“This scholarship has kept me from applying for more loans,” he said. “Me and my wife are both full-time students and work part-time here. We have five children, so it is a full-time job all the time. In my past, I’d never seen an education, really. I never thought I would get this far with an education and you all have helped tremendously with that. One day I hope I can give back to society like you all have and hopefully I can help other students the way you all have.”
Jan is also working toward her Associate in Arts degree so she can major in social work and chemical dependency counseling and also receive her master’s degree. Like her husband, Jan also said she never thought a higher education was possible.
“I come from a really rough past,” she said. “Addiction and abuse was in my life for many years, so to be able to stand in front of you all today clean and sober with an education, that’s just a world of difference. I try everyday to make a difference and I want to better the lives of the people around me. I want to obtain an education to better my children’s lives and show them how important it is to get an education.
“I don’t believe I would have been able to do that if it wasn’t for the scholarships and the loans and the people here supporting me. I’m so grateful to be able to speak in front of you all and tell you thank you for helping me obtain an education, because I never thought it was possible. You all touch many lives every day and I’m so grateful to be a part of that.”

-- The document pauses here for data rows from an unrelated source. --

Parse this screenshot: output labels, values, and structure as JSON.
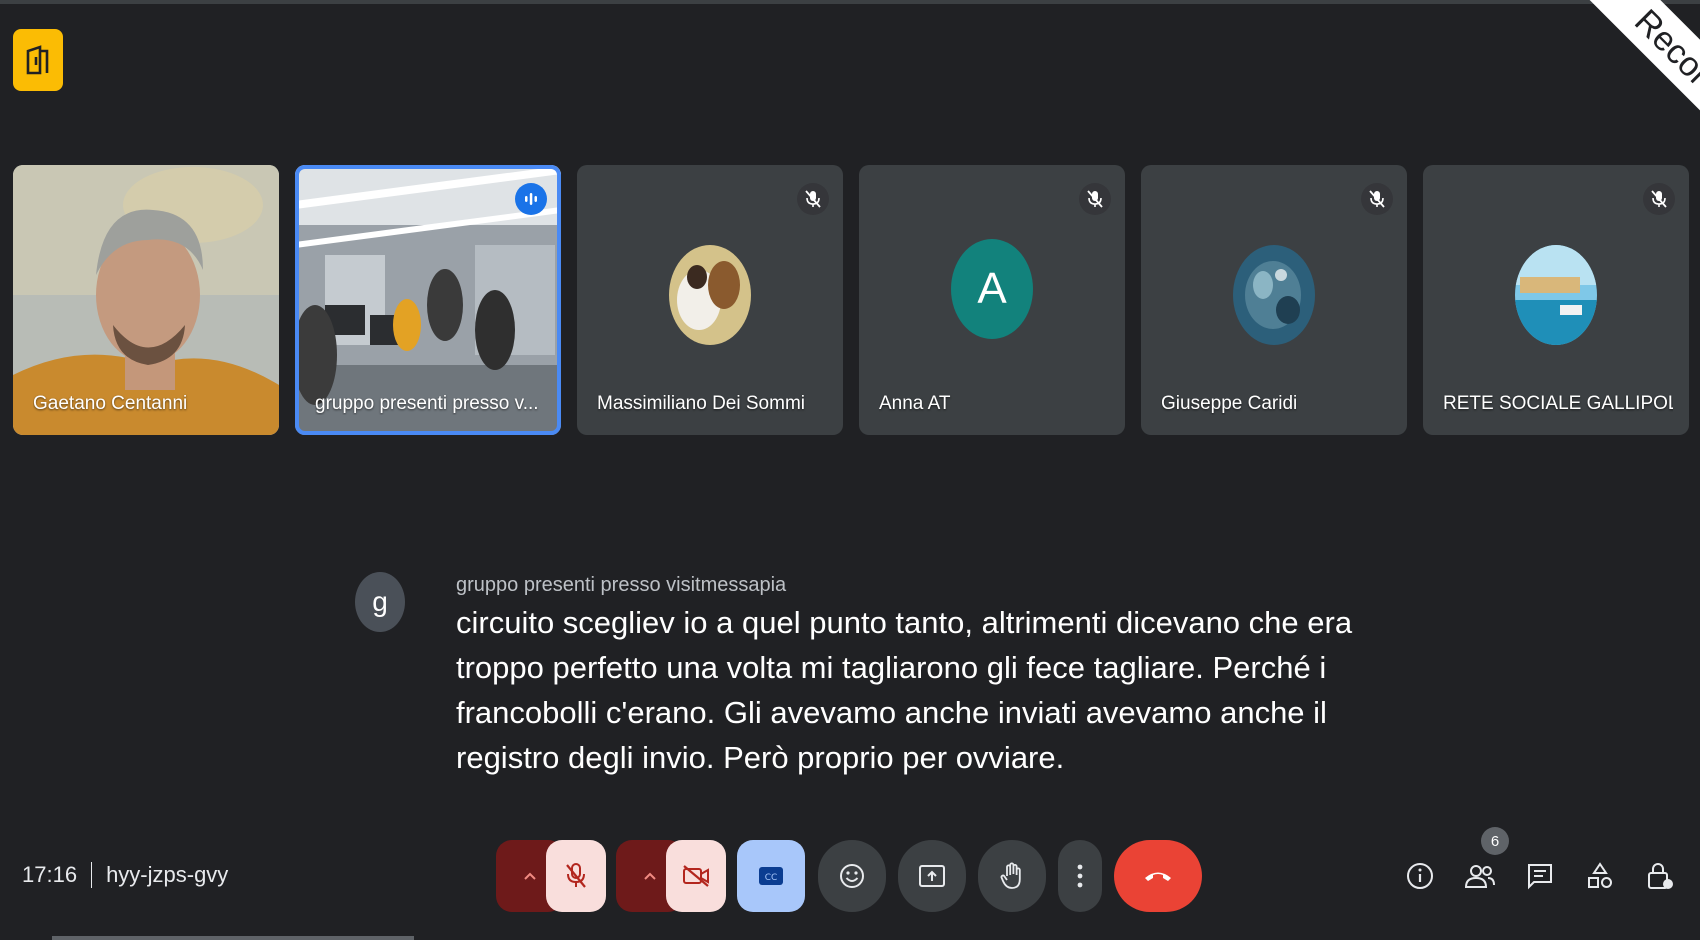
{
  "recording": {
    "label": "Recorder"
  },
  "participants": [
    {
      "name": "Gaetano Centanni",
      "type": "video"
    },
    {
      "name": "gruppo presenti presso v...",
      "type": "video",
      "speaking": true
    },
    {
      "name": "Massimiliano Dei Sommi",
      "type": "avatar",
      "muted": true
    },
    {
      "name": "Anna AT",
      "type": "letter",
      "letter": "A",
      "muted": true
    },
    {
      "name": "Giuseppe Caridi",
      "type": "avatar",
      "muted": true
    },
    {
      "name": "RETE SOCIALE GALLIPOLI",
      "type": "avatar",
      "muted": true
    }
  ],
  "caption": {
    "avatar_letter": "g",
    "speaker": "gruppo presenti presso visitmessapia",
    "text": "circuito scegliev io a quel punto tanto, altrimenti dicevano che era troppo perfetto una volta mi tagliarono gli fece tagliare. Perché i francobolli c'erano. Gli avevamo anche inviati avevamo anche il registro degli invio. Però proprio per ovviare."
  },
  "meeting": {
    "time": "17:16",
    "code": "hyy-jzps-gvy"
  },
  "people_count": "6",
  "colors": {
    "background": "#202124",
    "tile": "#3c4043",
    "active_outline": "#4a8af4",
    "end_call": "#ea4335",
    "muted_control": "#f9dedc",
    "captions_on": "#a8c7fa",
    "logo": "#fbbc04"
  },
  "icons": {
    "controls": [
      "chevron-up-icon",
      "mic-off-icon",
      "chevron-up-icon",
      "videocam-off-icon",
      "closed-caption-icon",
      "emoji-icon",
      "present-icon",
      "raise-hand-icon",
      "more-vert-icon",
      "call-end-icon"
    ],
    "right": [
      "info-icon",
      "people-icon",
      "chat-icon",
      "activities-icon",
      "host-controls-icon"
    ]
  }
}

One of the donors present also spoke about what motivated him to give to the foundation. Neil Wilson established the Susan Wilson Memorial Scholarship earlier this year in honor of his late wife. He said he was inspired to do so after talking to a young woman who served him in a local restaurant, who was also a student at ACTC.
“I thought, ‘How in the world does she do this? Go to school and she works so hard,’” Wilson said.
The woman told Wilson that she had to take out loans to go to school, but that she was almost ready to graduate.
“I thought, ‘What can I do to help?’ And I didn’t say anything to her,” Wilson said. “I called ACTC until I found the right people in the cashier’s office and I paid her loan. She found out about it, but way later. And I thought that felt so good that I would just go ahead and set up a scholarship. We’ve got two students who are in their first year here. Full tuition, fees and books paid for.”
Willie McCullough, dean of resource development and external affairs, said 192 scholarships were awarded this fall. She also spoke about some of the projects the foundation undertook over the past 23 years.
Some of those projects are three major gifts campaigns, four golf scrambles, establishment of the Young Women LEAD and Young Men’s conferences, establishment of the Fred Charles Student Emergency Fund, which helps students with unexpected medical bills, utilities or other hardships, and the construction of the Guy and Lisa Spriggs Child Development Center.